Peter Farrow is a slave. He’s grown up with his family on Dover Plantation, South Carolina where he does small jobs. When he’s not working, Peter likes to play with the other slave’s children, or go fishing with the master’s daughter, Emily. Sometimes, he even gets to sit in on Emily’s school lessons and learn to read.
Since Peter is almost twelve, it’s time for him to learn a trade. The master has agreed for Peter to apprentice with Samuel, the plantation’s carpenter. Peter is happy he won’t have to fetch and carry anymore, or work in the dairy, churning butter. However, Peter’s mother decides it’s time he learns the family’s secret. She and her husband have been active in the Underground Railroad, helping slaves escape. They use secret codes sewn into quilts and wagons with a secret hiding place. When traveling to other plantations doing work for the master, Peter’s father transports runaways in the wagon’s false bottom. Until now, Peter has been too young to keep a secret of this magnitude.
But John, the cruel overseer, has other plans for Peter. He wants Peter out in the fields, doing the backbreaking work of a grownup slave, where Peter is close enough to feel his whip. When Peter comes between Samuel and the sadistic overseer’s whip, Peter makes a terrible enemy. Overseer John alerts the master about Emily spending too much time with Peter. When the two friends are caught together multiple times, the master decides to sell Peter down south.
Distraught, Peter’s mother and father decide to “transport” him away from Dover Plantation before he can be sold. Using the secret quilt codes, other runaways join Peter’s family as they make their way to the first safe house on the Underground Railroad. When they arrive, Peter’s parents make the hard decision to send him on to Canada with Samuel while they remain in South Carolina, helping more runaways escape to freedom.
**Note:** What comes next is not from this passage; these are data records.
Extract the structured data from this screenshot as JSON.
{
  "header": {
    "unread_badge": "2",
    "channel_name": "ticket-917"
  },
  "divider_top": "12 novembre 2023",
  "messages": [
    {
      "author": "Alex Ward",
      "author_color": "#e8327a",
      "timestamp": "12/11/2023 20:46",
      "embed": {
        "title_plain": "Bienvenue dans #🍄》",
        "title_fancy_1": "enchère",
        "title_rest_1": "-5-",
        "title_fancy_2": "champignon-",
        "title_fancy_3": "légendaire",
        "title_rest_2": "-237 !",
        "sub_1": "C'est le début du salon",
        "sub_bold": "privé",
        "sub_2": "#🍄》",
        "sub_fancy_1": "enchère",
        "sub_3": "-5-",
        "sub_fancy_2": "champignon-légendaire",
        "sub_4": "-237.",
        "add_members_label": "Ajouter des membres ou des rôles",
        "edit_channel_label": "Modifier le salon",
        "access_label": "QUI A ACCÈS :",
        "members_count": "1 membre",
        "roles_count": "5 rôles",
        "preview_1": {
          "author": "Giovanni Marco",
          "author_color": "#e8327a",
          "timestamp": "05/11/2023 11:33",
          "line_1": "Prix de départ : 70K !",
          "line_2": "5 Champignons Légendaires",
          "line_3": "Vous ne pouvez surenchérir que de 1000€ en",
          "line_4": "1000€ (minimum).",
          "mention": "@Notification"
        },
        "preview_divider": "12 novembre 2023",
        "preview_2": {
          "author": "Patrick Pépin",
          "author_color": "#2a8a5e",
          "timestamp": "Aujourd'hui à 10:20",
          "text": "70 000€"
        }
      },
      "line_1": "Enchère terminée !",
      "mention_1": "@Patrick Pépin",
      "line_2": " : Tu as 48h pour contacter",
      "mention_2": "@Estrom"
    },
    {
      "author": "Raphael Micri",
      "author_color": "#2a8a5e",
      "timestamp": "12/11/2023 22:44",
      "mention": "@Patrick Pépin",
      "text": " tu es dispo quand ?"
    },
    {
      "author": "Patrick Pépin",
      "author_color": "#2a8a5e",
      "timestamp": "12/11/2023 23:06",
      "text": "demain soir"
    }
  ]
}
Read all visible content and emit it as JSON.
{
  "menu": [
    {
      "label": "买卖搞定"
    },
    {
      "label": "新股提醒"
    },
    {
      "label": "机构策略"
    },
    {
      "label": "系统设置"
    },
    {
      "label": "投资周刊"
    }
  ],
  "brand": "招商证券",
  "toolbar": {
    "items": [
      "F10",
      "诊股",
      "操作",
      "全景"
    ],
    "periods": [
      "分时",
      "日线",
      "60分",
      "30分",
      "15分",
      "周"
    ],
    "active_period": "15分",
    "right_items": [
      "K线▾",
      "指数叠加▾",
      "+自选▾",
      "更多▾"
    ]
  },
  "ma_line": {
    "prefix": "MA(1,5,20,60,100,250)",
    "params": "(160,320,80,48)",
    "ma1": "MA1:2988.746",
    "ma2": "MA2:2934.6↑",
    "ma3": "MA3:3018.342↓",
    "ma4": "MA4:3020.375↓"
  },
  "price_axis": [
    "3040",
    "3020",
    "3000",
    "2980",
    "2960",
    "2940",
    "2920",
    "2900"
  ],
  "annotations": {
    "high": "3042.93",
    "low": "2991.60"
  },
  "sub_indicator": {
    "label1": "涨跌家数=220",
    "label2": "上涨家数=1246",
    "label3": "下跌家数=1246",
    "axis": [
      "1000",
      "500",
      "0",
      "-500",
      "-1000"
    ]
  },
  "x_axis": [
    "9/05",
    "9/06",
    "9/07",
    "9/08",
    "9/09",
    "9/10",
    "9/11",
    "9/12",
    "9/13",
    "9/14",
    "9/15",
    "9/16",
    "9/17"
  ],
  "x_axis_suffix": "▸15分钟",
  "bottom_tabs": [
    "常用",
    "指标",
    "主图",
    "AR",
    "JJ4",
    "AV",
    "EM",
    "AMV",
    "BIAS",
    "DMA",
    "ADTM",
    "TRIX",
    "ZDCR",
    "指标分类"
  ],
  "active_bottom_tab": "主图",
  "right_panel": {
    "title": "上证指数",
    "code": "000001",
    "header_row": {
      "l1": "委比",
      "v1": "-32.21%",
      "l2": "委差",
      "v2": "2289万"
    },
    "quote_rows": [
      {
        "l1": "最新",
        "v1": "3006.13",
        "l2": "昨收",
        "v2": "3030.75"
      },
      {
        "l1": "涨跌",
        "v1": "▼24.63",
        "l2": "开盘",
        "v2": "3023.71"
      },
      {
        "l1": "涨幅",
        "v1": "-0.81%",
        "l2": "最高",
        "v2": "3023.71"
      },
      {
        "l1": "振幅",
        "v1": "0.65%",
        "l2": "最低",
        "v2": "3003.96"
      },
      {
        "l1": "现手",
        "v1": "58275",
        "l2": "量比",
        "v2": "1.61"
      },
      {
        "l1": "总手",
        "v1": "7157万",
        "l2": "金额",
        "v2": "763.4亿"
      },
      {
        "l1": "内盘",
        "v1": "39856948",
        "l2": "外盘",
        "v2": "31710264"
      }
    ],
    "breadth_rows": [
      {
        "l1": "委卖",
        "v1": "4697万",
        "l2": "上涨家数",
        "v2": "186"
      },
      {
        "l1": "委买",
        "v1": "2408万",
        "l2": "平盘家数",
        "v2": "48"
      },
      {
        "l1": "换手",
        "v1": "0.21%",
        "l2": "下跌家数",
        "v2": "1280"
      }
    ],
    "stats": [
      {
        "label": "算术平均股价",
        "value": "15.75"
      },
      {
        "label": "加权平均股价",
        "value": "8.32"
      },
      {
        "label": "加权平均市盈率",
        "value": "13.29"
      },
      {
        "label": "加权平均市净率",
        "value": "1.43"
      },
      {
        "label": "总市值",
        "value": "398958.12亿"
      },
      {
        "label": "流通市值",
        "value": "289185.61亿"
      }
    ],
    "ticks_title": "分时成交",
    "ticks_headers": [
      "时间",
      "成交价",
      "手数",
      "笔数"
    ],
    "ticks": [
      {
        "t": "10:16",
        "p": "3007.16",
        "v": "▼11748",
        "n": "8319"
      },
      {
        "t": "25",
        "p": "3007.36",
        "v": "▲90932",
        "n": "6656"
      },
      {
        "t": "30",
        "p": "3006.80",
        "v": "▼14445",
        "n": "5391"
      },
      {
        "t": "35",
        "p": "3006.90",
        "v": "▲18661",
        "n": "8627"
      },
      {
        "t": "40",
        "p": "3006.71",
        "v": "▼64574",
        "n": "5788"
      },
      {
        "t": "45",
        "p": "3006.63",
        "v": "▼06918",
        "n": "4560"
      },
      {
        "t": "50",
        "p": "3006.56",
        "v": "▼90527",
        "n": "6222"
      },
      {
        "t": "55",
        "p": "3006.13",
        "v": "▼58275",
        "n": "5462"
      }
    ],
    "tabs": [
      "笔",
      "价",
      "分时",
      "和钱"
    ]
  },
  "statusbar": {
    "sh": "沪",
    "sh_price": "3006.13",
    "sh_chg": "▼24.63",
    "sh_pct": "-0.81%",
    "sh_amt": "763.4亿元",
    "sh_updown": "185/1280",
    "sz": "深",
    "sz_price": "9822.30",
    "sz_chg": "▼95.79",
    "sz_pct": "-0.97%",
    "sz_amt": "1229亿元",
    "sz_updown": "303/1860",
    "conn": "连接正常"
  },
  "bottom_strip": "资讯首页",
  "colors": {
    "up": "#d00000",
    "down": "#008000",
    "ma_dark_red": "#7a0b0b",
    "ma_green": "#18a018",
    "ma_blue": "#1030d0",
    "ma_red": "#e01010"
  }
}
A poignant tale of an enslaved family making the difficult decision to “do their part” for their kinsmen instead of running together toward their own freedom.